→ PROBLEM DESCRIPTION:
From the entries, copy every line that carries the string "dictionary".

-- DATA EXTRACT follows --

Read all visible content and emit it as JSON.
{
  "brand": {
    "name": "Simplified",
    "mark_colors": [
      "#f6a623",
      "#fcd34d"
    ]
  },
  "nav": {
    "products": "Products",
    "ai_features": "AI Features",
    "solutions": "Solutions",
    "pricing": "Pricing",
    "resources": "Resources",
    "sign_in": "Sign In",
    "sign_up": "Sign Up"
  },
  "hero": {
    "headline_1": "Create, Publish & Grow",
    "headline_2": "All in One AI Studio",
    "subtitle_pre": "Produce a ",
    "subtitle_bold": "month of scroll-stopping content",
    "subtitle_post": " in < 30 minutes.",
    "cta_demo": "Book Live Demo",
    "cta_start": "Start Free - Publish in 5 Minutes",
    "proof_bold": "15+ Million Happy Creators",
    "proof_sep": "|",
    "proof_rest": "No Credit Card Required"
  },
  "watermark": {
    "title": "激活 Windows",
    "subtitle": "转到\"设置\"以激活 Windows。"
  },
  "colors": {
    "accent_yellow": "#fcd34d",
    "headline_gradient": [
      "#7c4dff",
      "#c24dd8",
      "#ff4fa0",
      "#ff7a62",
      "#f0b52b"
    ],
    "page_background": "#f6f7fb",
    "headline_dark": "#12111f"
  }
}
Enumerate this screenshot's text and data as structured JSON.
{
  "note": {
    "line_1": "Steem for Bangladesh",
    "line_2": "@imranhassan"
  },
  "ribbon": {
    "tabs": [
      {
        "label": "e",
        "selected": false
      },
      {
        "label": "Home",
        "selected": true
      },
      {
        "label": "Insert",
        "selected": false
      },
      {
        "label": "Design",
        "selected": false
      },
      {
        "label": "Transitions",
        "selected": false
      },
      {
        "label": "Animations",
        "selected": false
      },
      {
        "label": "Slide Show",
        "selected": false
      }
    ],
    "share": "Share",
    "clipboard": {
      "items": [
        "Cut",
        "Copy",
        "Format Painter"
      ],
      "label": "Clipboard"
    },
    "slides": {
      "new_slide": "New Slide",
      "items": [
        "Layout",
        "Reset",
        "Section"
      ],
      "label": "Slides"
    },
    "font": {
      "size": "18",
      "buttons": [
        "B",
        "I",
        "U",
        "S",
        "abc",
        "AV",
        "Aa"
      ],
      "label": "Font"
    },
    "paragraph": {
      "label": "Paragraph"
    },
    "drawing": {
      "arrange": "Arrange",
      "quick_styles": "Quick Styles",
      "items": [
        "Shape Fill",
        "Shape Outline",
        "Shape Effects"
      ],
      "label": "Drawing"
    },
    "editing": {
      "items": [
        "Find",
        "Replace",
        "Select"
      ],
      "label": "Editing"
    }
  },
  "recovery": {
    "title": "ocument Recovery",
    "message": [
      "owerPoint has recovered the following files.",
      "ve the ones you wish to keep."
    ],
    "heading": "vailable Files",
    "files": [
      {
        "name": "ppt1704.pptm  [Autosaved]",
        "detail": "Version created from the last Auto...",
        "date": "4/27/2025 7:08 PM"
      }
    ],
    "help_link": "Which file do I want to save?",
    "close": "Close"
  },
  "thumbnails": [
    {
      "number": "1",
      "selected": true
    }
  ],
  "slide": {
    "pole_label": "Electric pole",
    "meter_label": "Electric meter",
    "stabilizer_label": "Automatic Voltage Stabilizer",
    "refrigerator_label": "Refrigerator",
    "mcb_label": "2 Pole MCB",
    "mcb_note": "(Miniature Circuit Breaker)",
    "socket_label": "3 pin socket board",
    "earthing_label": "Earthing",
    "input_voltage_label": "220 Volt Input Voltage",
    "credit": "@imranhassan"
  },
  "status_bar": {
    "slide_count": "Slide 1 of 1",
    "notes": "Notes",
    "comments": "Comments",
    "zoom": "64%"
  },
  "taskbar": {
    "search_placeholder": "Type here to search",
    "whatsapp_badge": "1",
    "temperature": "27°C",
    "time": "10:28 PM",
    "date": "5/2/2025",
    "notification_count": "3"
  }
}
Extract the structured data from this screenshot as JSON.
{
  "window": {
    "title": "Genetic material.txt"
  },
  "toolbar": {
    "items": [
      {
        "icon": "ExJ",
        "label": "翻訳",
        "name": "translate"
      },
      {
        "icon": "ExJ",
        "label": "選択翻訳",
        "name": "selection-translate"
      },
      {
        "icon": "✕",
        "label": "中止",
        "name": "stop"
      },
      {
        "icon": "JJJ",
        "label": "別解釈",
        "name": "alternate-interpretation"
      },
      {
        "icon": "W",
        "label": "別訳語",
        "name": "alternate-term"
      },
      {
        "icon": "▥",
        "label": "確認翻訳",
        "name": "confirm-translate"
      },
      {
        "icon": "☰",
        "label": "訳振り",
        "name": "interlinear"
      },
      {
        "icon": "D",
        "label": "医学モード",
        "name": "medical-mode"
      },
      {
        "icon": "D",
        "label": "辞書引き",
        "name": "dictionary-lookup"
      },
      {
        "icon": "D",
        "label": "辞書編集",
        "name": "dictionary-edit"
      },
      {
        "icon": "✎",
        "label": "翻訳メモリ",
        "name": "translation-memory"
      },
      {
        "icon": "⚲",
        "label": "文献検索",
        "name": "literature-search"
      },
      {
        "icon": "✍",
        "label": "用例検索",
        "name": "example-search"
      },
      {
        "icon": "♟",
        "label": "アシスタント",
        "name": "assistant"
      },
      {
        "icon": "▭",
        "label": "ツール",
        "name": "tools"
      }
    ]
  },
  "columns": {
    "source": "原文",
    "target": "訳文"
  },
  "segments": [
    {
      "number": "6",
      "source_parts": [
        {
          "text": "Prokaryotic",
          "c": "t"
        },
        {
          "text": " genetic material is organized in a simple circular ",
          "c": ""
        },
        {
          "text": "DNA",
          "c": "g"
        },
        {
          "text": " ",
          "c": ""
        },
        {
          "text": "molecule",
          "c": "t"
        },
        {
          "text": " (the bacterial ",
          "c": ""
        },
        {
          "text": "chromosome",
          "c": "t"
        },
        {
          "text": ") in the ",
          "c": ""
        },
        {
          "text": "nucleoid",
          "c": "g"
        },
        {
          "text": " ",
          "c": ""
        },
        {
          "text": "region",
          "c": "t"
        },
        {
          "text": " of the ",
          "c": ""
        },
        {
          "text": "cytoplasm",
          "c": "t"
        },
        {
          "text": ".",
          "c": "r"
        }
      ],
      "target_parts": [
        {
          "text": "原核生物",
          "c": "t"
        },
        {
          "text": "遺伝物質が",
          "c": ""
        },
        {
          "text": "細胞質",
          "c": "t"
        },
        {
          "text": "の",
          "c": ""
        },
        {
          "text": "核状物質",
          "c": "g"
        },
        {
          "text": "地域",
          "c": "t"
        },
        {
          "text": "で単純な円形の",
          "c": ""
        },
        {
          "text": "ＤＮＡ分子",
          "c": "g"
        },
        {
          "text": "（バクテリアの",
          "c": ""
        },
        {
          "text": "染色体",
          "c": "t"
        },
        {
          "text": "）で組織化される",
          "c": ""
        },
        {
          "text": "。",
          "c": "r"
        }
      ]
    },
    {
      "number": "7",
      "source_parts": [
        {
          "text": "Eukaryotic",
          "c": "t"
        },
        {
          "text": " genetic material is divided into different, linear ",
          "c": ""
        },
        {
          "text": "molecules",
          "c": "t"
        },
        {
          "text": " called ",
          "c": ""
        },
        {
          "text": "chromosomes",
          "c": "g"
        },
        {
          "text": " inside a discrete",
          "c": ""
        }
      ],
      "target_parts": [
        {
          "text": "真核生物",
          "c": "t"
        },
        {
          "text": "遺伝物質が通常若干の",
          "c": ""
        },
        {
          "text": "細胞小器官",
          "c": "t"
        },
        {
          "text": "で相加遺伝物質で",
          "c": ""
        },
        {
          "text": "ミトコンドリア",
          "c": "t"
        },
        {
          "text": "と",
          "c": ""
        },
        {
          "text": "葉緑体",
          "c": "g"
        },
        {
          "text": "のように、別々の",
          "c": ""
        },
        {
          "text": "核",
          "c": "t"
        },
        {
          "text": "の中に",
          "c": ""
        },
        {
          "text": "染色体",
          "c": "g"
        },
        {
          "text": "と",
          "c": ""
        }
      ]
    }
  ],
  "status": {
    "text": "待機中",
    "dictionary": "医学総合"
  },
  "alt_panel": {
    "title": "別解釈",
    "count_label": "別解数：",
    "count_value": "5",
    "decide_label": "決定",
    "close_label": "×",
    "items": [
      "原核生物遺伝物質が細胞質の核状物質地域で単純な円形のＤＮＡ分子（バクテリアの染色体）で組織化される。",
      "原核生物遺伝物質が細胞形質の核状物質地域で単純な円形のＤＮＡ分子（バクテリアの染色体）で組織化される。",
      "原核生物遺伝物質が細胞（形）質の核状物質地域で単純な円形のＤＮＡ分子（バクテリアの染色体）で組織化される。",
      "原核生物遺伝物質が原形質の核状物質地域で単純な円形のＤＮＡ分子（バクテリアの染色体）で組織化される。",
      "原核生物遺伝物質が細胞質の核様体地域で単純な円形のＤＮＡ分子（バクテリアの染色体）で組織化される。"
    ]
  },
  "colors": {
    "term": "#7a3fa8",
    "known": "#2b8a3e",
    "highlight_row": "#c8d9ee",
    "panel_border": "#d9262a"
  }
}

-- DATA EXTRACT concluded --

→ RESULT FOR THIS EXERCISE:
        "name": "dictionary-lookup"
        "name": "dictionary-edit"
    "dictionary": "医学総合"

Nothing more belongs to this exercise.